PRAGUE (Reuters) - Owners of the Transalpine Pipeline (TAL) shipping crude from the Mediterranean to central Europe approved a plan on Wednesday to upgrade the link, which is key for the Czech Republic to wean itself off Russian oil, the Czech Finance Ministry said.
The Czechs, who need about 7-8 million tonnes of oil annually, take Russian oil through the Druzhba pipeline as well as other blends through TAL, which leads from Italy to Germany and hooks up to the IKL pipeline from Germany to the Czech Republic.
But limited TAL capacity means that the country cannot replace Druzhba supplies completely for the time being. The Czech Republic is one of three countries that negotiated an exception from the looming EU embargo on Russian crude.
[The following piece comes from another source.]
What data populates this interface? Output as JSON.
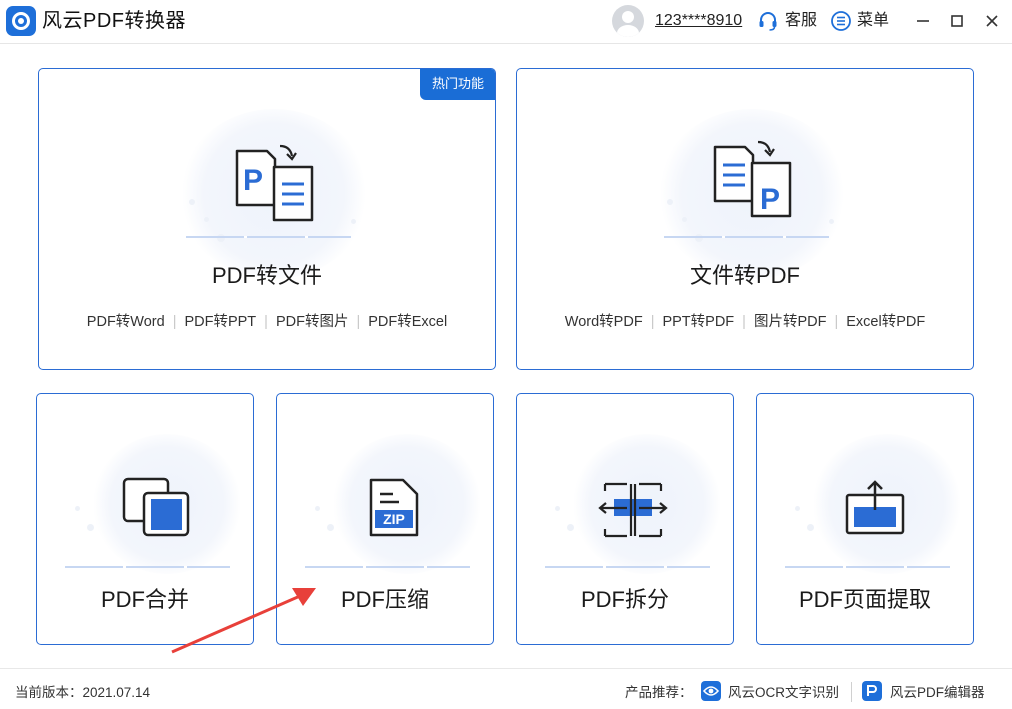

"The TAL+ modification of the pipeline will be completed in 2025 and the Czech Republic will thus be fully prepared for the possibility of a complete halt of Russian oil supplies," the Czech Finance Ministry, which holds a 5% stake in TAL, said in a statement.
TAL shareholders, led by Austria's OMV with a 32% stake and also including several oil majors, approved the TAL+ project which will increase the speed of the oil flow in the pipeline, allowing the Czech capacity allocation to increase by 4 million tonnes per year, the ministry said.
The project will cost 1.2-1.6 billion crowns ($50.8 million-67.7 million) and last about 25 months, it said.
($1 = 23.6250 Czech crowns)
(Reporting by Jan Lopatka; Editing by Kirsten Donovan)